Fiction/Nonfiction: Erik Rangno, Kathleen MacKay, Jenna Allie, Lisa Richter, Norm Johnson, Andrew Tonkovich, Michael Bourne, and Julian Guise.

INTERVIEW: Raymond Obstfeld


Bradford J. Salamon, Michael Harnish, Tom Dowling, Peter Gelker, Julia Klemek, A.M. Rousseau, James F. Lorigan, Sheryl Seltzer, Suzanne Walsh, Lisa Bloomfield, Becca Shewmake, Claudia Morales McCain, Suzanne Petry, Hsin-Han Hsu, Carleen Carrasco, Carl R. Zaptiff, Hannah Melde, and Kitty Nguyen.

COVER ART: Pamela Diaz Martinez

cover, illustration, or photo

cover, illustration, or photo

cover, illustration, or photo

Featured Poem: "Chaos is Seattle in a Spaniel"

by J.G. McClure

is what my phone thinks
I’m saying when I say

¿que haces si hablo
en español? It doesn’t

understand Spanish—
or anything, really: only

knows to chart and check
my voice against a constellation

of blinking algorithms and
preprogrammed phrases that,

thirty years ago, would’ve
been science fiction,

and still are, to me—
even though I know

the phone doesn’t know it,
it’s not exactly wrong

about chaos, about the whirling
incomprehensible city

of veins and thought and cells
that makes a spaniel,

that make me,
that make the people

who made the phone able
to stitch my scattered

sounds together and
give me an answer

to a question I didn’t
know I asked

and if I asked
no doubt it would find
a picture of a spaniel
in Seattle for me,

though I’m not sure why
I’d want one, or what

I’d do after that, other
than say gracias.

More Featured Poems, 2015

After Moving

by Virginia Shank
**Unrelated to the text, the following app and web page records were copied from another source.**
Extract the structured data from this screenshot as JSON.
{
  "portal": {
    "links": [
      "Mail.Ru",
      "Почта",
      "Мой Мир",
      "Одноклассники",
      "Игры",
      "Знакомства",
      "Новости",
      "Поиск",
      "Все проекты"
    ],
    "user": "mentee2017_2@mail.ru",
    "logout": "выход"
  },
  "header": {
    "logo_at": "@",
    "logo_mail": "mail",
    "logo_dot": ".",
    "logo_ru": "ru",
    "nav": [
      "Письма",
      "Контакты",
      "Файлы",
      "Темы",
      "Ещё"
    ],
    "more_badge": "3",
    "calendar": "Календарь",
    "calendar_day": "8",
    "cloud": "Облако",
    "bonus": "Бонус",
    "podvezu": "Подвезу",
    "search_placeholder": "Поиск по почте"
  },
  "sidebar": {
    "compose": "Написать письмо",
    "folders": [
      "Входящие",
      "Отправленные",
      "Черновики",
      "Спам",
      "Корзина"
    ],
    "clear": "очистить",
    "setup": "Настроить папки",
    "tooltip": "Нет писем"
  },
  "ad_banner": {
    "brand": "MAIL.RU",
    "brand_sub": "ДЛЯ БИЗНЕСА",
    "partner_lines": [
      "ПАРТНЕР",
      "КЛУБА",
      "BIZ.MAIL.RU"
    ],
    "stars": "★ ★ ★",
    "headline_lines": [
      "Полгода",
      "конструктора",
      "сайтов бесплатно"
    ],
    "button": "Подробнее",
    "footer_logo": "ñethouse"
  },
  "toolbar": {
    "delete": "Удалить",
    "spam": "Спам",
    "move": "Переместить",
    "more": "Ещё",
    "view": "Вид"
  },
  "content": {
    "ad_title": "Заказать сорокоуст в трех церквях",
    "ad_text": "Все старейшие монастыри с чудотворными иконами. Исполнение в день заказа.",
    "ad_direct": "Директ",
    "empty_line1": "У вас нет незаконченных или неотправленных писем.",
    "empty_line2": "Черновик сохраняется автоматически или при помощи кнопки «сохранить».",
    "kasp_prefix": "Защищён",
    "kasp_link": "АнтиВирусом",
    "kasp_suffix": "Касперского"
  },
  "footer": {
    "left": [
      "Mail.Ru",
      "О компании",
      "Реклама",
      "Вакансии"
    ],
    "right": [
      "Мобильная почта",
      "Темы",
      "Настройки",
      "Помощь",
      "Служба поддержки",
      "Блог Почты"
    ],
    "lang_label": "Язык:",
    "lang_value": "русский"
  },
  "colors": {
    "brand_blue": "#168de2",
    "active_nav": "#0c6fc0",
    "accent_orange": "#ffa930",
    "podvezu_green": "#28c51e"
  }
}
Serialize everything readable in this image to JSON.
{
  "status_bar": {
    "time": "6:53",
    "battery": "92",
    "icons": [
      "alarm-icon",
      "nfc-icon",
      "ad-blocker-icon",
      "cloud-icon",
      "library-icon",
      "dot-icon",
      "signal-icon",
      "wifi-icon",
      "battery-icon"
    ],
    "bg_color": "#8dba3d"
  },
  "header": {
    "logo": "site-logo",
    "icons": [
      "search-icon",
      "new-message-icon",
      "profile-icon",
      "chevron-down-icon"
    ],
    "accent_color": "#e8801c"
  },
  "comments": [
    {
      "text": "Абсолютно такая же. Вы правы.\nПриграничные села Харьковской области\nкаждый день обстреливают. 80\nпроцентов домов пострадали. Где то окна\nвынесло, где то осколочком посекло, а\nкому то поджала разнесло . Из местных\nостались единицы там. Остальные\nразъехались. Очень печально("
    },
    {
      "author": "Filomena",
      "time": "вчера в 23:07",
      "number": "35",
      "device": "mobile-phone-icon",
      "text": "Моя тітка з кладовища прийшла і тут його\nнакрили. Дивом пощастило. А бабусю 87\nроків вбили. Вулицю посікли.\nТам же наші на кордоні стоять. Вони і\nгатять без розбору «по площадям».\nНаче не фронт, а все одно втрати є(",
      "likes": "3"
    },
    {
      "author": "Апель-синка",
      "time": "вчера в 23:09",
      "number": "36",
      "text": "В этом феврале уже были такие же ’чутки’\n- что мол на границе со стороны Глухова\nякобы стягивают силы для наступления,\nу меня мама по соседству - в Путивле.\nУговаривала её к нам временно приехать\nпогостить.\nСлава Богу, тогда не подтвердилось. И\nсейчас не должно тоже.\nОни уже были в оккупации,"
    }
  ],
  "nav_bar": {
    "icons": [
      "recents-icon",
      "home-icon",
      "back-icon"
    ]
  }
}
After the boxes are all unpacked
hangers untangled and clothes shoulder
to shoulder in the closet, nothing remains
to unfold or to set up but the realization
that you live now among strangers. Until
you meet people, no one will touch you.
All greetings in the cellophane of service
sound false, but still you linger in the line
hoping to find some crumb of conversation.
Years later you’re blind to the smells
that unseated you, the way trees stood
apart, trimmed so no limbs ever touch.
You cannot see, thank God,
your own loneliness stamped on the world.

On Writing

by Susan Cameron

Inside my head I know what I must say
But language trips and falls and stumbles blind.
My words emerge and blink and lose their way.

To take this pen and slash the fog away.
To put on paper what is in my mind —
Inside my head I know what I must say.

A phrase can dance and spin, a child at play,
Or crash about, malformed and misaligned.
My words emerge and blink and lose their way.

My thoughts can soar like hawks at dawn’s first ray,
They seek the sun and leave dull earth behind.
Inside my head I know what I must say.

I want to write these thoughts without delay,
But, God! The perfect words are hard to find.
My words emerge and blink and lose their way.

Some words can shine and shimmer bright as day,
Illuminate the dark for humankind.
Inside my head I know what I must say;
My words emerge and blink and lose their way.